• **TASK INSTRUCTIONS**
In the records below, count each line where the word "channel" appears, and reply with that number only.

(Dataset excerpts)

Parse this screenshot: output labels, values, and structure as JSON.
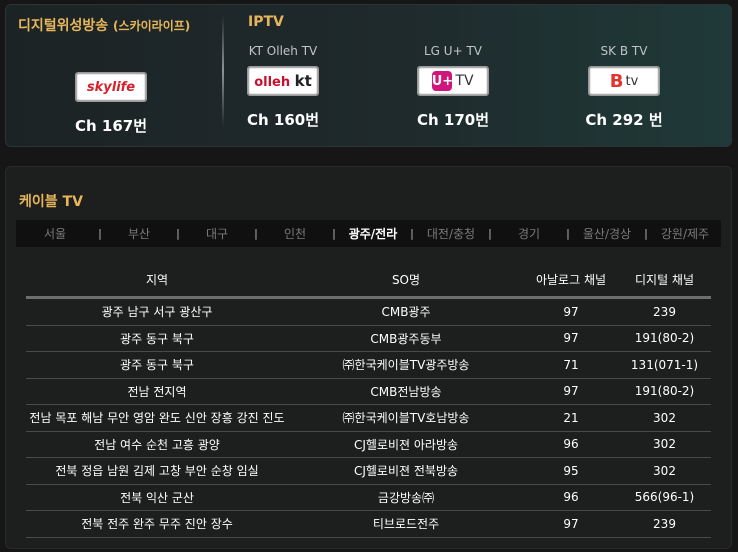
{
  "satellite": {
    "title": "디지털위성방송",
    "subtitle": "(스카이라이프)",
    "provider": {
      "logo": "skylife",
      "channel": "Ch 167번"
    }
  },
  "iptv": {
    "title": "IPTV",
    "providers": [
      {
        "name": "KT Olleh TV",
        "logo_text": "olleh",
        "logo_text2": "kt",
        "channel": "Ch 160번"
      },
      {
        "name": "LG U+ TV",
        "logo_text": "U+",
        "logo_text2": "TV",
        "channel": "Ch 170번"
      },
      {
        "name": "SK B TV",
        "logo_text": "B",
        "logo_text2": "tv",
        "channel": "Ch 292 번"
      }
    ]
  },
  "cable": {
    "title": "케이블 TV",
    "tabs": [
      "서울",
      "부산",
      "대구",
      "인천",
      "광주/전라",
      "대전/충청",
      "경기",
      "울산/경상",
      "강원/제주"
    ],
    "separator": "|",
    "active_tab": "광주/전라",
    "table": {
      "headers": [
        "지역",
        "SO명",
        "아날로그 채널",
        "디지털 채널"
      ],
      "rows": [
        [
          "광주 남구 서구 광산구",
          "CMB광주",
          "97",
          "239"
        ],
        [
          "광주 동구 북구",
          "CMB광주동부",
          "97",
          "191(80-2)"
        ],
        [
          "광주 동구 북구",
          "㈜한국케이블TV광주방송",
          "71",
          "131(071-1)"
        ],
        [
          "전남 전지역",
          "CMB전남방송",
          "97",
          "191(80-2)"
        ],
        [
          "전남 목포 해남 무안 영암 완도 신안 장흥 강진 진도",
          "㈜한국케이블TV호남방송",
          "21",
          "302"
        ],
        [
          "전남 여수 순천 고흥 광양",
          "CJ헬로비젼 아라방송",
          "96",
          "302"
        ],
        [
          "전북 정읍 남원 김제 고창 부안 순창 임실",
          "CJ헬로비젼 전북방송",
          "95",
          "302"
        ],
        [
          "전북 익산 군산",
          "금강방송㈜",
          "96",
          "566(96-1)"
        ],
        [
          "전북 전주 완주 무주 진안 장수",
          "티브로드전주",
          "97",
          "239"
        ]
      ]
    }
  }
}
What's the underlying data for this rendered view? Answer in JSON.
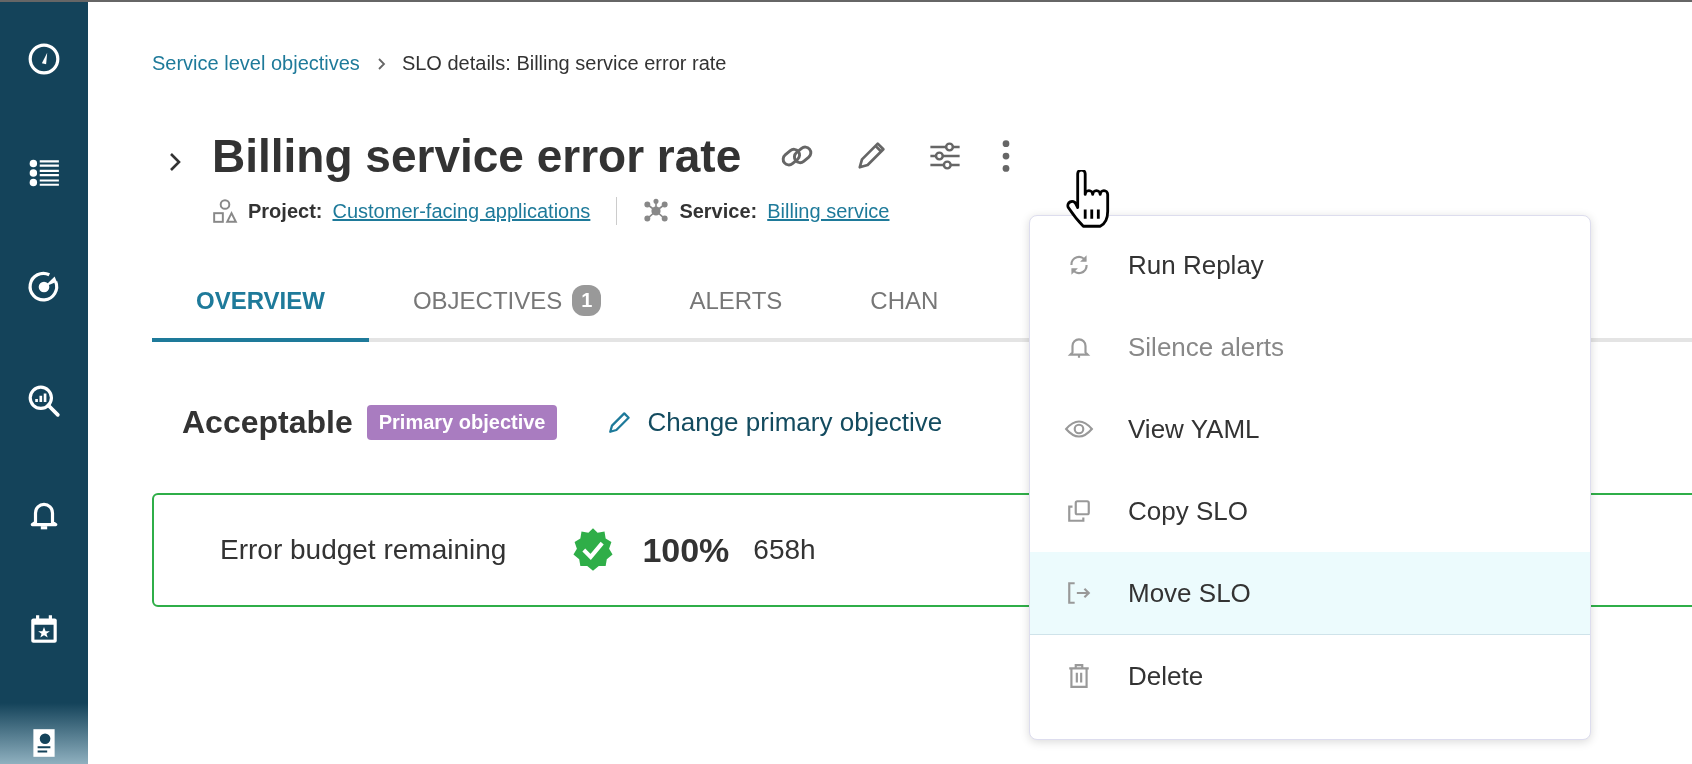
{
  "breadcrumb": {
    "link": "Service level objectives",
    "current": "SLO details: Billing service error rate"
  },
  "title": "Billing service error rate",
  "meta": [
    {
      "label": "Project:",
      "value": "Customer-facing applications"
    },
    {
      "label": "Service:",
      "value": "Billing service"
    }
  ],
  "tabs": [
    {
      "label": "OVERVIEW",
      "selected": true
    },
    {
      "label": "OBJECTIVES",
      "selected": false,
      "badge": "1"
    },
    {
      "label": "ALERTS",
      "selected": false
    },
    {
      "label": "CHAN",
      "selected": false
    }
  ],
  "objective": {
    "name": "Acceptable",
    "tag": "Primary objective",
    "change_link": "Change primary objective"
  },
  "budget": {
    "label": "Error budget remaining",
    "percent": "100%",
    "hours": "658h"
  },
  "menu": [
    {
      "label": "Run Replay",
      "selected": false,
      "disabled": false
    },
    {
      "label": "Silence alerts",
      "selected": false,
      "disabled": true
    },
    {
      "label": "View YAML",
      "selected": false,
      "disabled": false
    },
    {
      "label": "Copy SLO",
      "selected": false,
      "disabled": false
    },
    {
      "label": "Move SLO",
      "selected": true,
      "disabled": false
    },
    {
      "label": "Delete",
      "selected": false,
      "disabled": false
    }
  ]
}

• **EXPECTED ANSWER**
4